• Task goal
Go through the material below, tally each line containing "type", and write the tally alone.

• Record excerpts
○ ○ ○ ○ ○

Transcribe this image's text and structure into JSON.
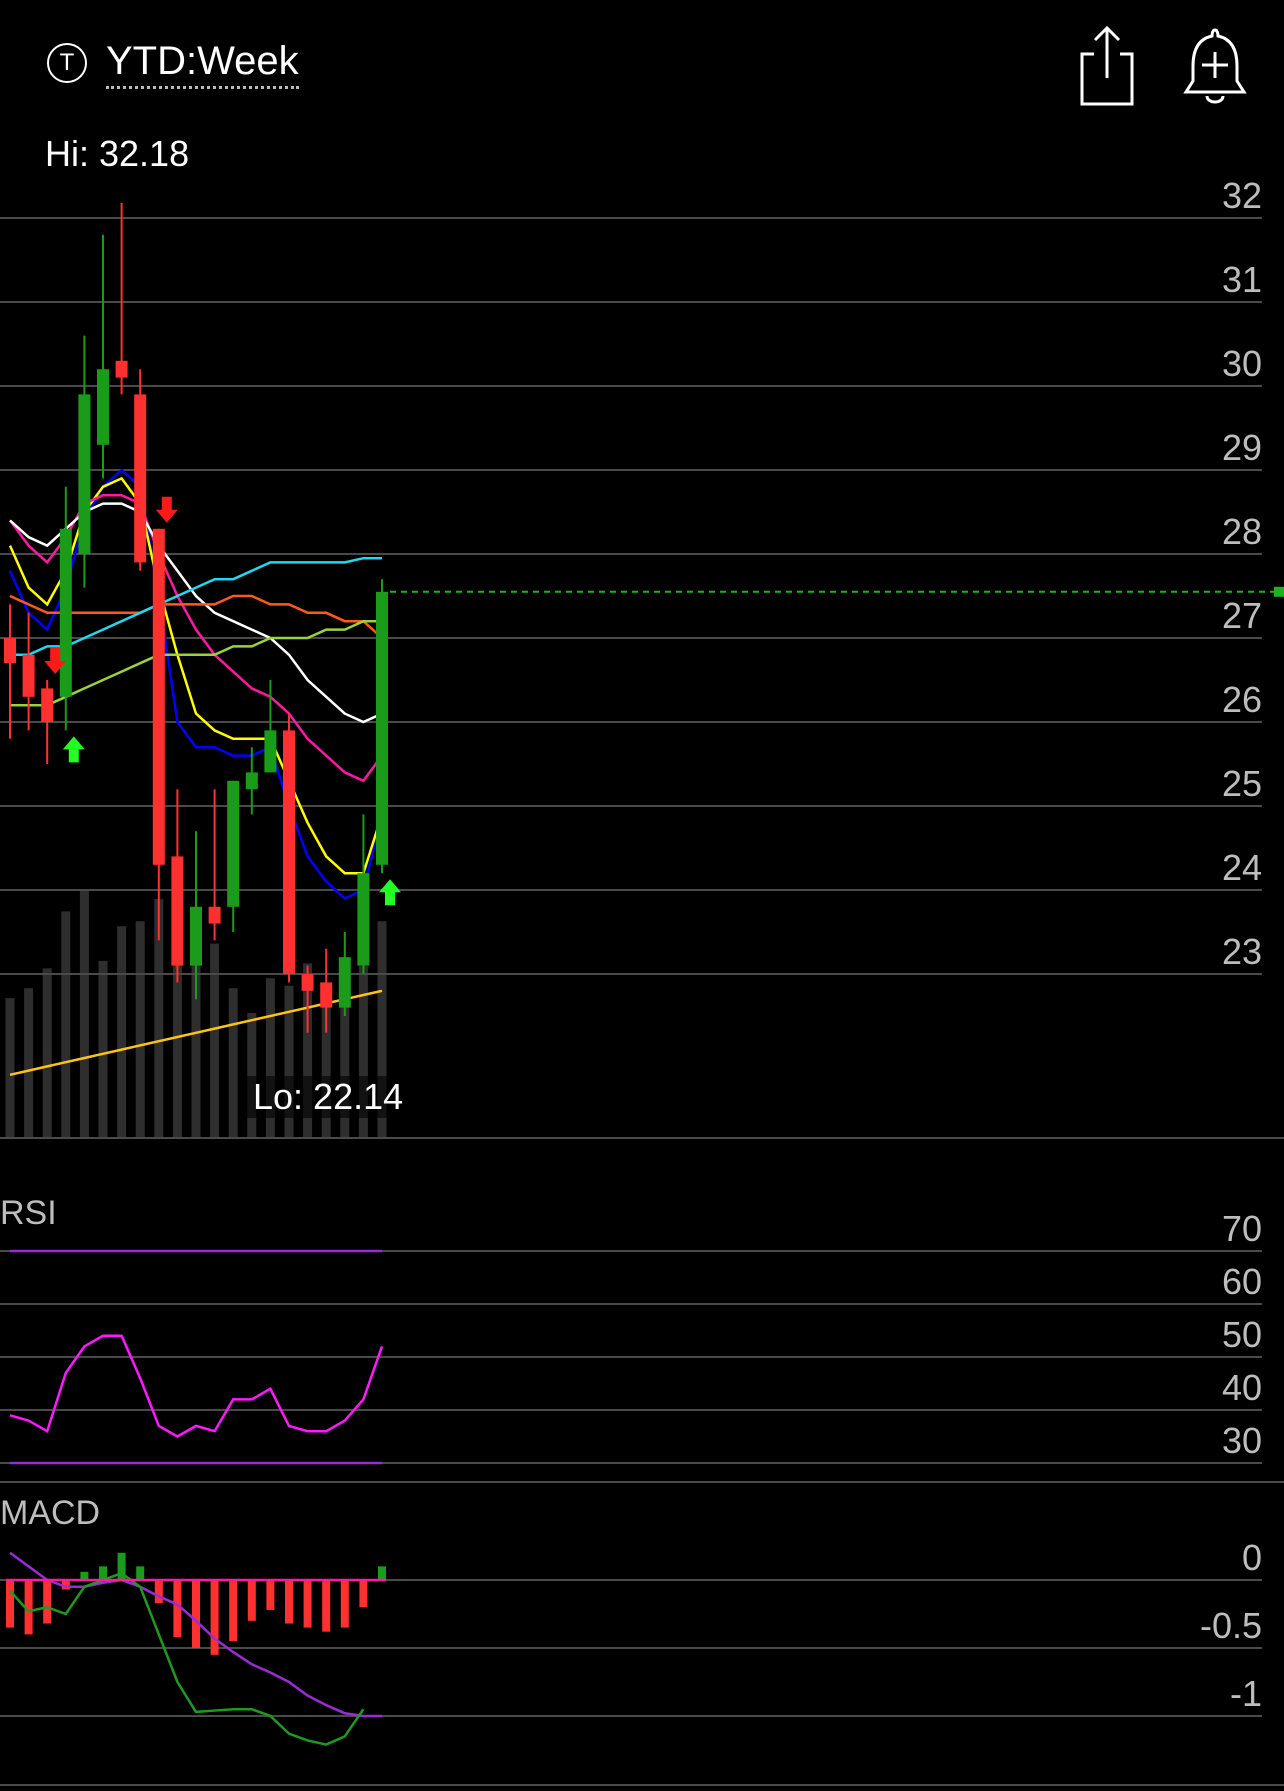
{
  "header": {
    "ticker_icon": "T",
    "range_title": "YTD:Week",
    "share_icon": "share-icon",
    "alert_icon": "add-alert-bell-icon"
  },
  "colors": {
    "background": "#000000",
    "up": "#1a9c1a",
    "down": "#ff3030",
    "grid": "#4a4a4a",
    "signal_up": "#22ff22",
    "signal_down": "#ff1a1a"
  },
  "chart_data": [
    {
      "type": "candlestick",
      "panel": "price",
      "hi_label": "Hi: 32.18",
      "lo_label": "Lo: 22.14",
      "y_ticks": [
        23,
        24,
        25,
        26,
        27,
        28,
        29,
        30,
        31,
        32
      ],
      "ylim": [
        22.14,
        32.18
      ],
      "last_price": 27.55,
      "candles": [
        {
          "open": 27.0,
          "close": 26.7,
          "high": 27.4,
          "low": 25.8
        },
        {
          "open": 26.8,
          "close": 26.3,
          "high": 27.3,
          "low": 25.9
        },
        {
          "open": 26.4,
          "close": 26.0,
          "high": 26.5,
          "low": 25.5
        },
        {
          "open": 26.3,
          "close": 28.3,
          "high": 28.8,
          "low": 25.9
        },
        {
          "open": 28.0,
          "close": 29.9,
          "high": 30.6,
          "low": 27.6
        },
        {
          "open": 29.3,
          "close": 30.2,
          "high": 31.8,
          "low": 28.9
        },
        {
          "open": 30.3,
          "close": 30.1,
          "high": 32.18,
          "low": 29.9
        },
        {
          "open": 29.9,
          "close": 27.9,
          "high": 30.2,
          "low": 27.8
        },
        {
          "open": 28.3,
          "close": 24.3,
          "high": 28.3,
          "low": 23.4
        },
        {
          "open": 24.4,
          "close": 23.1,
          "high": 25.2,
          "low": 22.9
        },
        {
          "open": 23.1,
          "close": 23.8,
          "high": 24.7,
          "low": 22.7
        },
        {
          "open": 23.8,
          "close": 23.6,
          "high": 25.2,
          "low": 23.4
        },
        {
          "open": 23.8,
          "close": 25.3,
          "high": 25.3,
          "low": 23.5
        },
        {
          "open": 25.2,
          "close": 25.4,
          "high": 25.7,
          "low": 24.9
        },
        {
          "open": 25.4,
          "close": 25.9,
          "high": 26.5,
          "low": 25.4
        },
        {
          "open": 25.9,
          "close": 23.0,
          "high": 26.1,
          "low": 22.9
        },
        {
          "open": 23.0,
          "close": 22.8,
          "high": 23.1,
          "low": 22.3
        },
        {
          "open": 22.9,
          "close": 22.6,
          "high": 23.3,
          "low": 22.3
        },
        {
          "open": 22.6,
          "close": 23.2,
          "high": 23.5,
          "low": 22.5
        },
        {
          "open": 23.1,
          "close": 24.2,
          "high": 24.9,
          "low": 23.0
        },
        {
          "open": 24.3,
          "close": 27.55,
          "high": 27.7,
          "low": 24.2
        }
      ],
      "volume": [
        0.56,
        0.6,
        0.68,
        0.91,
        1.0,
        0.71,
        0.85,
        0.87,
        0.96,
        0.86,
        0.72,
        0.78,
        0.6,
        0.5,
        0.64,
        0.61,
        0.7,
        0.58,
        0.55,
        0.69,
        0.87
      ],
      "moving_averages": [
        {
          "color": "#0000ff",
          "values": [
            27.8,
            27.3,
            27.1,
            27.6,
            28.4,
            28.8,
            29.0,
            28.8,
            27.5,
            26.0,
            25.7,
            25.7,
            25.6,
            25.6,
            25.7,
            25.0,
            24.4,
            24.1,
            23.9,
            24.0,
            24.9
          ]
        },
        {
          "color": "#ffff00",
          "values": [
            28.1,
            27.6,
            27.4,
            27.8,
            28.5,
            28.8,
            28.9,
            28.6,
            27.6,
            26.8,
            26.1,
            25.9,
            25.8,
            25.8,
            25.8,
            25.3,
            24.8,
            24.4,
            24.2,
            24.2,
            24.9
          ]
        },
        {
          "color": "#ff1aa0",
          "values": [
            28.4,
            28.1,
            27.9,
            28.2,
            28.6,
            28.7,
            28.7,
            28.6,
            28.0,
            27.5,
            27.1,
            26.8,
            26.6,
            26.4,
            26.3,
            26.1,
            25.8,
            25.6,
            25.4,
            25.3,
            25.6
          ]
        },
        {
          "color": "#ffffff",
          "values": [
            28.4,
            28.2,
            28.1,
            28.3,
            28.5,
            28.6,
            28.6,
            28.5,
            28.1,
            27.8,
            27.5,
            27.3,
            27.2,
            27.1,
            27.0,
            26.8,
            26.5,
            26.3,
            26.1,
            26.0,
            26.1
          ]
        },
        {
          "color": "#ff5a1e",
          "values": [
            27.5,
            27.4,
            27.3,
            27.3,
            27.3,
            27.3,
            27.3,
            27.3,
            27.4,
            27.4,
            27.4,
            27.4,
            27.5,
            27.5,
            27.4,
            27.4,
            27.3,
            27.3,
            27.2,
            27.2,
            27.0
          ]
        },
        {
          "color": "#9ad23c",
          "values": [
            26.2,
            26.2,
            26.2,
            26.3,
            26.4,
            26.5,
            26.6,
            26.7,
            26.8,
            26.8,
            26.8,
            26.8,
            26.9,
            26.9,
            27.0,
            27.0,
            27.0,
            27.1,
            27.1,
            27.2,
            27.2
          ]
        },
        {
          "color": "#22d7ee",
          "values": [
            26.8,
            26.8,
            26.9,
            26.9,
            27.0,
            27.1,
            27.2,
            27.3,
            27.4,
            27.5,
            27.6,
            27.7,
            27.7,
            27.8,
            27.9,
            27.9,
            27.9,
            27.9,
            27.9,
            27.95,
            27.95
          ]
        },
        {
          "color": "#ffc21a",
          "values": [
            21.8,
            21.85,
            21.9,
            21.95,
            22.0,
            22.05,
            22.1,
            22.15,
            22.2,
            22.25,
            22.3,
            22.35,
            22.4,
            22.45,
            22.5,
            22.55,
            22.6,
            22.65,
            22.7,
            22.75,
            22.8
          ]
        }
      ],
      "signals": [
        {
          "index": 2,
          "direction": "down"
        },
        {
          "index": 3,
          "direction": "up"
        },
        {
          "index": 8,
          "direction": "down"
        },
        {
          "index": 20,
          "direction": "up"
        }
      ]
    },
    {
      "type": "line",
      "panel": "rsi",
      "label": "RSI",
      "y_ticks": [
        70,
        60,
        50,
        40,
        30
      ],
      "ylim": [
        30,
        70
      ],
      "bands": [
        70,
        30
      ],
      "values": [
        39,
        38,
        36,
        47,
        52,
        54,
        54,
        46,
        37,
        35,
        37,
        36,
        42,
        42,
        44,
        37,
        36,
        36,
        38,
        42,
        52
      ]
    },
    {
      "type": "bar",
      "panel": "macd",
      "label": "MACD",
      "y_ticks": [
        "0",
        "-0.5",
        "-1"
      ],
      "ylim": [
        -1.3,
        0.2
      ],
      "histogram": [
        -0.35,
        -0.4,
        -0.32,
        -0.07,
        0.06,
        0.1,
        0.2,
        0.1,
        -0.17,
        -0.42,
        -0.5,
        -0.55,
        -0.45,
        -0.3,
        -0.22,
        -0.32,
        -0.35,
        -0.38,
        -0.35,
        -0.2,
        0.1
      ],
      "macd_line": [
        -0.08,
        -0.23,
        -0.2,
        -0.25,
        -0.05,
        0.0,
        0.05,
        -0.05,
        -0.4,
        -0.75,
        -0.97,
        -0.96,
        -0.95,
        -0.95,
        -1.0,
        -1.13,
        -1.18,
        -1.21,
        -1.15,
        -0.95
      ],
      "signal_line": [
        0.2,
        0.1,
        0.0,
        -0.05,
        -0.05,
        -0.02,
        0.0,
        -0.05,
        -0.12,
        -0.18,
        -0.3,
        -0.43,
        -0.53,
        -0.62,
        -0.68,
        -0.75,
        -0.85,
        -0.92,
        -0.98,
        -1.0,
        -1.0
      ]
    }
  ]
}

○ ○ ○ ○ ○

• Expected output
3